  • Again together with the particle πω (po), meaning yet or even: the adverb ουπω (oupo), meaning not yet or not even yet (Matthew 15:17, John 2:4, 1 Corinthians 3:2).
  • Together with the conjunctive particle τε (te), meaning and: the conjunction ουτε (oute), meaning neither, and not, also not, etcetera (Matthew 6:20, John 4:11, Acts 15:10).
  • The adverb ουχι (ouchi), which is an emphasized version of ου (ou), and would mean certainly not, or not at all (Romans 3:27, 1 Corinthians 6:1). Often it's used in an interrogative context, in which case it means "is it not?" and implies that it surely is! (Matthew 5:46, John 11:9).

ου

Spelled identically to the particle of negation and the genitive singular relative pronoun, the adverb ου (hou) is an adverb of place and means where (Luke 4:16, Romans 4:15, Colossians 3:1). Sometimes these identical forms pose a bit of a challenge. In Matthew 18:20, for instance, Jesus begins His famous declaration of His presence among two or more, with ου γαρ, which technically may mean that He won't be in their midst, in stead of there He would be (the same ου γαρ combination means precisely that in Matthew 9:13, 9:24, 10:20, and so on). Fortunately, early interpreters have long concluded that the former option agrees more with Jesus' character than the second.

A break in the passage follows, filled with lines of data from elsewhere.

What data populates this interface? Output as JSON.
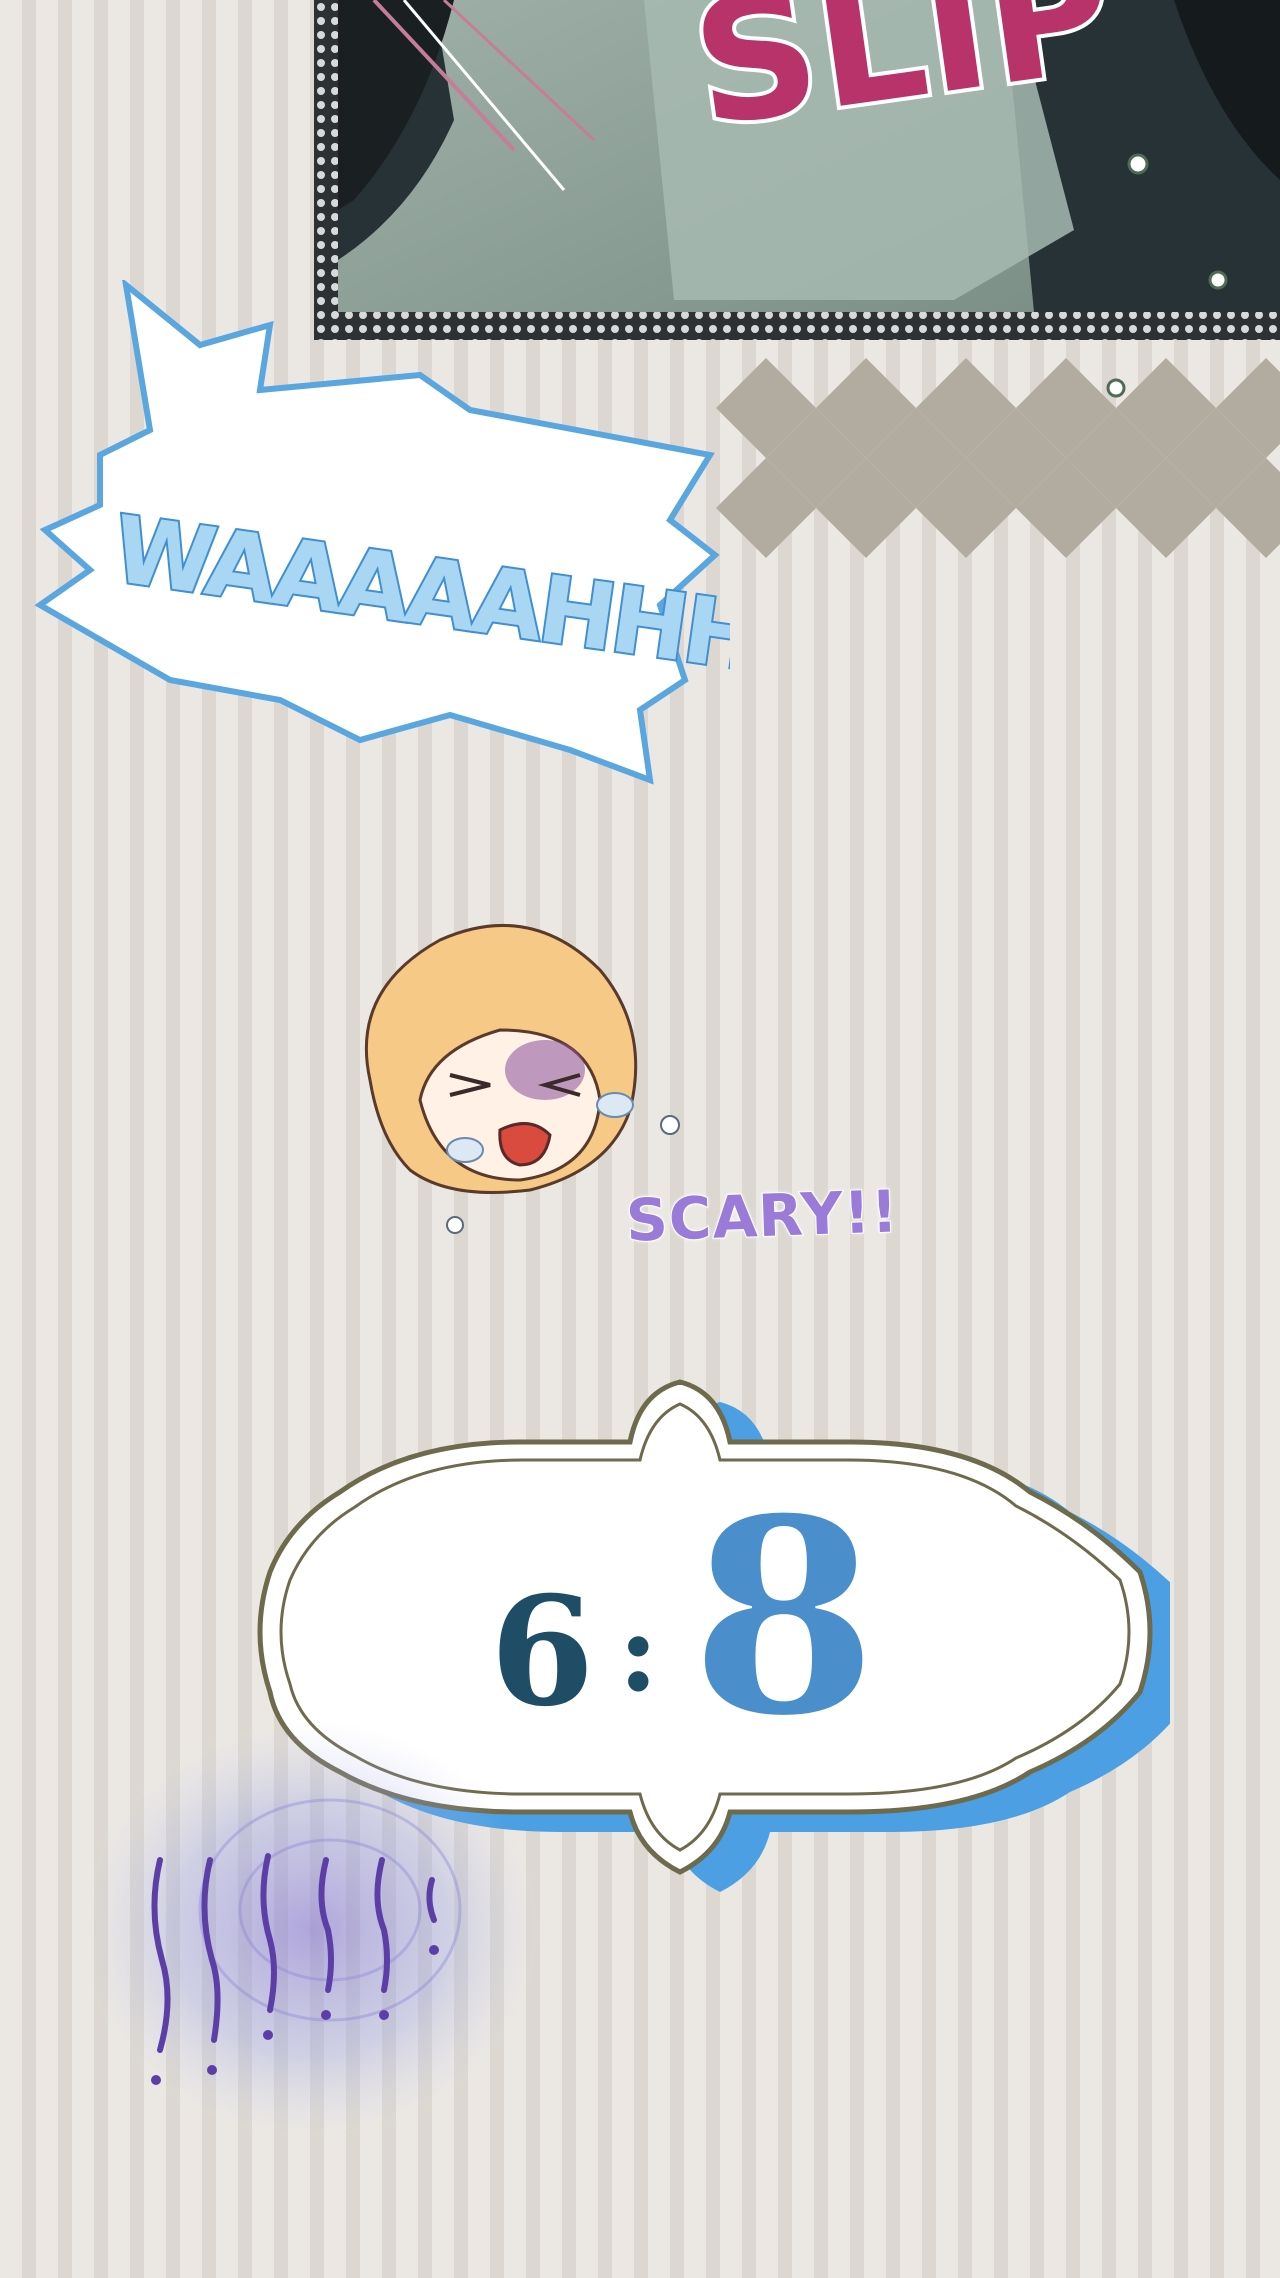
{
  "panel": {
    "sfx_text": "SLIP"
  },
  "shout": {
    "text": "WAAAAAHHHH"
  },
  "chibi": {
    "caption": "SCARY!!"
  },
  "score": {
    "left": "6",
    "separator": ":",
    "right": "8"
  },
  "tremble": {
    "marks": "!!!!!!!"
  },
  "colors": {
    "background": "#ebe8e3",
    "stripe": "#dcd8d1",
    "bubble_outline": "#5aa6df",
    "shout_text": "#8cc8ee",
    "caption": "#9b7bd8",
    "score_left": "#1f4d66",
    "score_right": "#4a8fcc",
    "plaque_shadow": "#4b9fe2",
    "plaque_border": "#6e6a4c"
  }
}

ουν

Somewhat in the same ballpark is the conjunction ουν (oun), which ties two subsequential clauses together, whether they merely happen to come one after the other or whether the second one logically follows from the first. It mostly means therefore, there upon, certainly, and then, etcetera (Matthew 6:2, Luke 15:28, 1 Corinthians 7:26).

Our word ουν (oun) looks like the particle of negation ου (ou), postfixed with a ν (n) and given an affirmative meaning. Note that the particle of strong affirmation μην (men) looks like the other particle of negation μη (me) followed by an ν (n).


ουαι  ουα

The interjection ουα (oua) expresses admiration or astonishment, and ουαι (ouai) expresses pain or anger. These words (if that predicate becomes them) are relatively rare in the classics but not so in the New Testament.

They are probably onomatopoeic — that is: the spelled out versions of the sound someone makes when informally expressing disgust, indignation or grief — but their similarity to the particle of negation ου (ou) is obvious. Or said elsewise: these interjections sound as much like "Aye!" as like "No!".

For lack of a suitable alternative, particularly ουαι (ouai) is most commonly translated with a rather archaic "woe" (Matthew 11:21, 1 Corinthians 9:16, Revelation 12:12). The shortened form ουα (oua) only occurs in Mark 15:29.